"Andrew Lowe-Watson has produced a score of which he should feel rightly proud"      Musical Opinion
Opera in two acts
Libretto by Catherine Storr
About the operaMarianne Dreams is based on the classic children's novel by Catherine Storr, published by Faber and Faber. It was given its world premiere in a concert performance at the Lilian Baylis Theatre, Sadlers' Wells, London on June 16th 2004.
The performance has been recorded on CD for private use. A limited number of CDs are available on request (see below).
The storyMarianne is ill in bed on her birthday. She finds an old pencil and starts to draw a picture of a lonely house on a wide grassy plain. She falls asleep and dreams that she is outside the house in her drawing. Her mother engages a tutor as Marianne is told by the Doctor she must stay in bed for a long time.
The tutor, Miss Hemingford, tells Marianne about another student of hers, a boy called Mark who has been seriously injured in a football accident . Marianne draws a boy in the house and then dreams the same dream, but this time Mark is there too.

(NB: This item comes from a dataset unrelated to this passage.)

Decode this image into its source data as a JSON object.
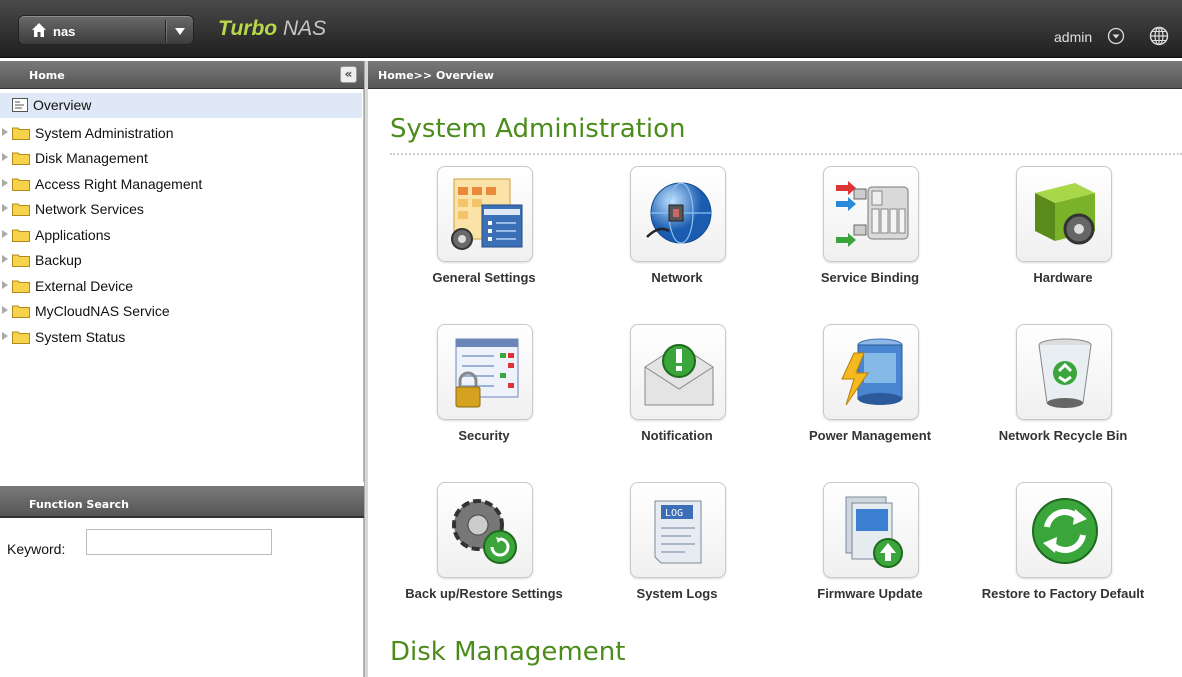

It is Miss Hemingford's birthday. Marianne is furious when her gift of nine roses is totally buried by Mark's flamboyant bouquet. In temper she draws thick bars across the windows and gives eyes to the ring of standing stones circling the house. She dreams that she too is in this new prison, which is dark and gloomy now. The stones terrify her as they watch, each with their single eye.
Miss Hemingford tells her that the real Mark is dangerously ill in hospital. Marianne is desperate to get back into the dream to see if he is still alive. She vows to save him and draws things to make his life more comfortable - books, games, a roast chicken, a four-poster bed and a bicycle to make his legs stronger so they can both escape. She draws a distant lighthouse too as a beacon to light their journey. With a second bike for Marianne, they plan to escape and live there.

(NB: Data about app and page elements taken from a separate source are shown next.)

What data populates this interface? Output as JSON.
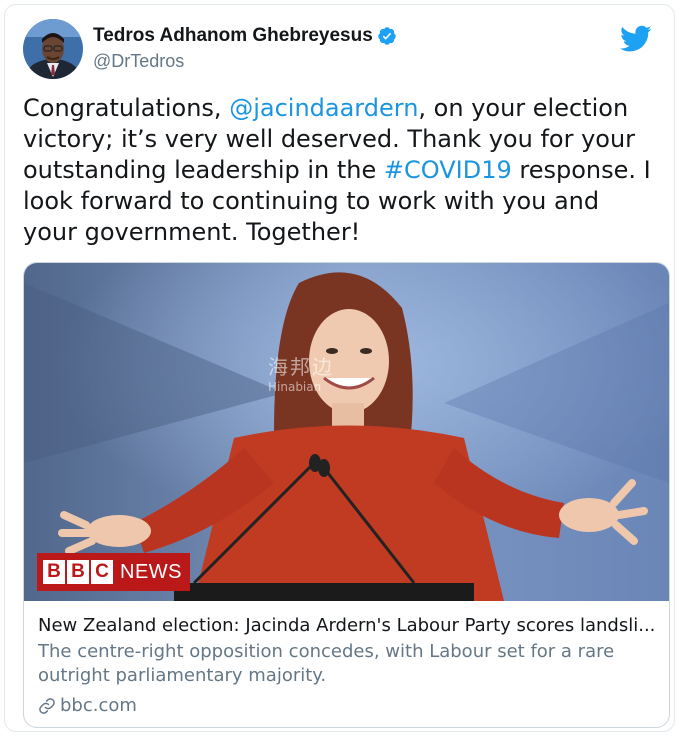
{
  "author": {
    "display_name": "Tedros Adhanom Ghebreyesus",
    "handle": "@DrTedros",
    "verified": true,
    "avatar_icon": "avatar-photo"
  },
  "brand_icon": "twitter-bird-icon",
  "colors": {
    "link": "#1b95e0",
    "verified": "#1da1f2",
    "twitter": "#1da1f2",
    "secondary_text": "#657786",
    "bbc_red": "#bb1919"
  },
  "tweet": {
    "segments": [
      {
        "text": "Congratulations, ",
        "type": "text"
      },
      {
        "text": "@jacindaardern",
        "type": "mention"
      },
      {
        "text": ", on your election victory; it’s very well deserved. Thank you for your outstanding leadership in the ",
        "type": "text"
      },
      {
        "text": "#COVID19",
        "type": "hashtag"
      },
      {
        "text": " response. I look forward to continuing to work with you and your government. Together!",
        "type": "text"
      }
    ]
  },
  "link_card": {
    "badge_letters": [
      "B",
      "B",
      "C"
    ],
    "badge_label": "NEWS",
    "watermark_cn": "海邦边",
    "watermark_en": "Hinabian",
    "title": "New Zealand election: Jacinda Ardern's Labour Party scores landsli...",
    "description": "The centre-right opposition concedes, with Labour set for a rare outright parliamentary majority.",
    "domain": "bbc.com",
    "domain_icon": "link-icon"
  }
}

The doctor, her mum and her tutor all become increasingly concerned that Marianne is getting obsessed with her drawings . She is very distressed when he tries to take the drawing book away from her. She returns to her dream and together she and Mark escape from the house and the stones which have moved ever closer . The stones are temporarily blinded by the beams of the lighthouse but still try to follow their prey. Eventually the two children reach the safety of the lighthouse and Mark and Marianne rest after their flight, enjoying the sound of the sea and the smell of seaweed and salt air.
Hear excerpts from the opera